Walk rallies hundreds to clean water cause

About 200 people from across different faith communities and Greater Nashua came out to support the second annual Water Walk hosted by the Thank You Project Saturday morning at Greeley Park.

"I’m really overwhelmed by the tone of the morning," said Charles Uwakwe Okorie, founder of the Thank You Project. Okorie, an immigrant from Nigeria, started the organization to address the lack of clean drinking water available for families in villages of Nigeria.

"We have a need to take care of, this is very urgent," Okorie said, addressing the crowd of participants before the start of the walk. "This has nothing to do with religion; this has absolutely nothing to do with politics. I have religious leaders here – Christians, Muslims, Hindus – everyone needs to drink clean water. We’re talking about humanity."

The nonprofit hopes to raise enough money to provide clean drinking water for thousands in Nigeria by establishing boreholes, or self-sustaining well and water pump systems, and the Water Walk represents their biggest fundraiser.

"We can’t stand idly by and watch our brothers and sisters die. We are called to do something right now, especially for the kids," he said.

Participants raised money from donors, pledging to perform the Water Walk, which comprised a two-mile round trip walk from Greeley Park to the Nashua River, complete with a bright orange Home Depot bucket or hollowed-out gourd. Walkers filled their buckets and gourds in the river, and walked the water back to Greeley to represent the daily tasks families in Nigeria must face to get water.

The Thank You Project hopes to begin their mission to the Ututu and Achi communities in Nigeria. Through installing the boreholes, women and children of the villages will no longer have to walk 10 miles round trip every day to collect water that is often not clean enough for drinking.

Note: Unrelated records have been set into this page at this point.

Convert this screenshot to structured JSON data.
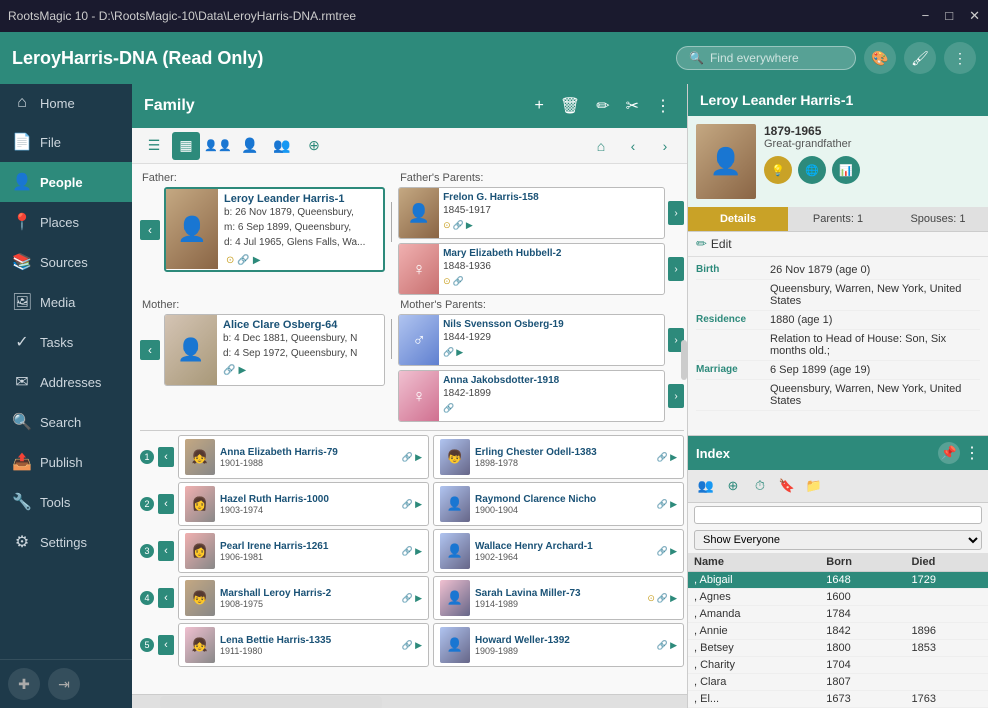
{
  "titlebar": {
    "title": "RootsMagic 10 - D:\\RootsMagic-10\\Data\\LeroyHarris-DNA.rmtree",
    "min_label": "−",
    "max_label": "□",
    "close_label": "✕"
  },
  "appheader": {
    "title": "LeroyHarris-DNA (Read Only)",
    "search_placeholder": "Find everywhere",
    "icon_emoji": "🎨",
    "icon_brush": "🖌",
    "icon_menu": "⋮"
  },
  "sidebar": {
    "items": [
      {
        "id": "home",
        "label": "Home",
        "icon": "⌂"
      },
      {
        "id": "file",
        "label": "File",
        "icon": "📄"
      },
      {
        "id": "people",
        "label": "People",
        "icon": "👤",
        "active": true
      },
      {
        "id": "places",
        "label": "Places",
        "icon": "📍"
      },
      {
        "id": "sources",
        "label": "Sources",
        "icon": "📚"
      },
      {
        "id": "media",
        "label": "Media",
        "icon": "🖼"
      },
      {
        "id": "tasks",
        "label": "Tasks",
        "icon": "✓"
      },
      {
        "id": "addresses",
        "label": "Addresses",
        "icon": "✉"
      },
      {
        "id": "search",
        "label": "Search",
        "icon": "🔍"
      },
      {
        "id": "publish",
        "label": "Publish",
        "icon": "📤"
      },
      {
        "id": "tools",
        "label": "Tools",
        "icon": "🔧"
      },
      {
        "id": "settings",
        "label": "Settings",
        "icon": "⚙"
      }
    ]
  },
  "family_panel": {
    "title": "Family",
    "add_label": "+",
    "delete_label": "🗑",
    "edit_label": "✏",
    "scissors_label": "✂",
    "menu_label": "⋮",
    "toolbar_icons": [
      "🔲",
      "▦",
      "👤👤",
      "👤",
      "👥",
      "⊕"
    ],
    "home_icon": "⌂",
    "left_arrow": "‹",
    "right_arrow": "›"
  },
  "father": {
    "label": "Father:",
    "name": "Leroy Leander Harris-1",
    "birth": "b: 26 Nov 1879, Queensbury,",
    "marriage": "m: 6 Sep 1899, Queensbury,",
    "death": "d: 4 Jul 1965, Glens Falls, Wa..."
  },
  "fathers_parents": {
    "label": "Father's Parents:",
    "father": {
      "name": "Frelon G. Harris-158",
      "dates": "1845-1917"
    },
    "mother": {
      "name": "Mary Elizabeth Hubbell-2",
      "dates": "1848-1936"
    }
  },
  "mother": {
    "label": "Mother:",
    "name": "Alice Clare Osberg-64",
    "birth": "b: 4 Dec 1881, Queensbury, N",
    "death": "d: 4 Sep 1972, Queensbury, N"
  },
  "mothers_parents": {
    "label": "Mother's Parents:",
    "father": {
      "name": "Nils Svensson Osberg-19",
      "dates": "1844-1929"
    },
    "mother": {
      "name": "Anna Jakobsdotter-1918",
      "dates": "1842-1899"
    }
  },
  "children": [
    {
      "num": "1",
      "name": "Anna Elizabeth Harris-79",
      "dates": "1901-1988",
      "spouse": "Erling Chester Odell-1383",
      "spouse_dates": "1898-1978"
    },
    {
      "num": "2",
      "name": "Hazel Ruth Harris-1000",
      "dates": "1903-1974",
      "spouse": "Raymond Clarence Nicho",
      "spouse_dates": "1900-1904"
    },
    {
      "num": "3",
      "name": "Pearl Irene Harris-1261",
      "dates": "1906-1981",
      "spouse": "Wallace Henry Archard-1",
      "spouse_dates": "1902-1964"
    },
    {
      "num": "4",
      "name": "Marshall Leroy Harris-2",
      "dates": "1908-1975",
      "spouse": "Sarah Lavina Miller-73",
      "spouse_dates": "1914-1989"
    },
    {
      "num": "5",
      "name": "Lena Bettie Harris-1335",
      "dates": "1911-1980",
      "spouse": "Howard Weller-1392",
      "spouse_dates": "1909-1989"
    }
  ],
  "right_panel": {
    "person_name": "Leroy Leander Harris-1",
    "person_dates": "1879-1965",
    "person_relation": "Great-grandfather",
    "tabs": {
      "details": "Details",
      "parents": "Parents: 1",
      "spouses": "Spouses: 1"
    },
    "edit_label": "Edit",
    "facts": [
      {
        "type": "Birth",
        "value": "26 Nov 1879 (age 0)"
      },
      {
        "type": "",
        "value": "Queensbury, Warren, New York, United States"
      },
      {
        "type": "Residence",
        "value": "1880 (age 1)"
      },
      {
        "type": "",
        "value": "Relation to Head of House: Son, Six months old.;"
      },
      {
        "type": "Marriage",
        "value": "6 Sep 1899 (age 19)"
      },
      {
        "type": "",
        "value": "Queensbury, Warren, New York, United States"
      }
    ]
  },
  "index": {
    "title": "Index",
    "menu_icon": "⋮",
    "filter_label": "Show Everyone",
    "search_placeholder": "",
    "columns": {
      "name": "Name",
      "born": "Born",
      "died": "Died"
    },
    "people": [
      {
        "name": ", Abigail",
        "born": "1648",
        "died": "1729"
      },
      {
        "name": ", Agnes",
        "born": "1600",
        "died": ""
      },
      {
        "name": ", Amanda",
        "born": "1784",
        "died": ""
      },
      {
        "name": ", Annie",
        "born": "1842",
        "died": "1896"
      },
      {
        "name": ", Betsey",
        "born": "1800",
        "died": "1853"
      },
      {
        "name": ", Charity",
        "born": "1704",
        "died": ""
      },
      {
        "name": ", Clara",
        "born": "1807",
        "died": ""
      },
      {
        "name": ", El...",
        "born": "1673",
        "died": "1763"
      }
    ]
  }
}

Within the past year, the Thank You Project has reached out to local tribal chiefs for the drilling, building and sustainable maintenance of the boreholes and wells. They have also been growing their boards and committees through adding members and expanding their national and international outreach.

In a previous Telegraph report, Matt Van Wagner, treasurer and co-founder of Thank You Project, said ground water is available in Nigeria, they just have to reach it.

"Nigeria has some of the best underground water on the entire planet earth," he said.

Leslie Van Wagner, secretary of Thank You Project and Water Walk coordinator, said the second event came together well.

"Each year it gets a little easier; we got a good team of people, and we have more faith communities involved this year. The word has spread amongst the different communities in Nashua," Van Wagner said. Aside from the roughly 200 participants who came out for the walk, she said many more pledged donations.

Last year, the Thank You Project launched its first Water Walk, raising $8,000 total, and included more than 200 hundred supporters from 21 local Nashua area towns and cities, 11 states, and from countries as far as France. The Thank You Project also hopes to raise scholarship funds for children unable to pay University fees within the villages.

This year, the Reverend Andrew Armstrong from the First Church of Nashua greeted the crowd, and led everyone in a prayer. Mayor Jim Donchess thanked Okorie for bringing the city’s attention to the cause.

"I’m so happy it’ not raining or 100 degrees out," said Van Wagner, adding they hope to continue the walk in future years.

"It’s going to be out annual event, we’re going to keep it going. We’re getting close to funding our first borehole in Ututu," she said, and thanked the event supporters and donors. "We’re happy so many people came out to support us, and it’s a very important cause. (The walkers) are going to be tired from carrying that water for a mile, but the women and children in Nigeria do that every day, and what they are bringing back may not be clean water."

Van Wagner said their goal is clear and attainable, "Building a borehole is something we can do to impact 3,000-4,000 lives," she said.

Although a final total is still being tallied, organizers raised at least $12,000 this year.

Tina Forbes can be reached at 594-6402, tforbes@nashuatelegraph.com or @Telegraph_TinaF.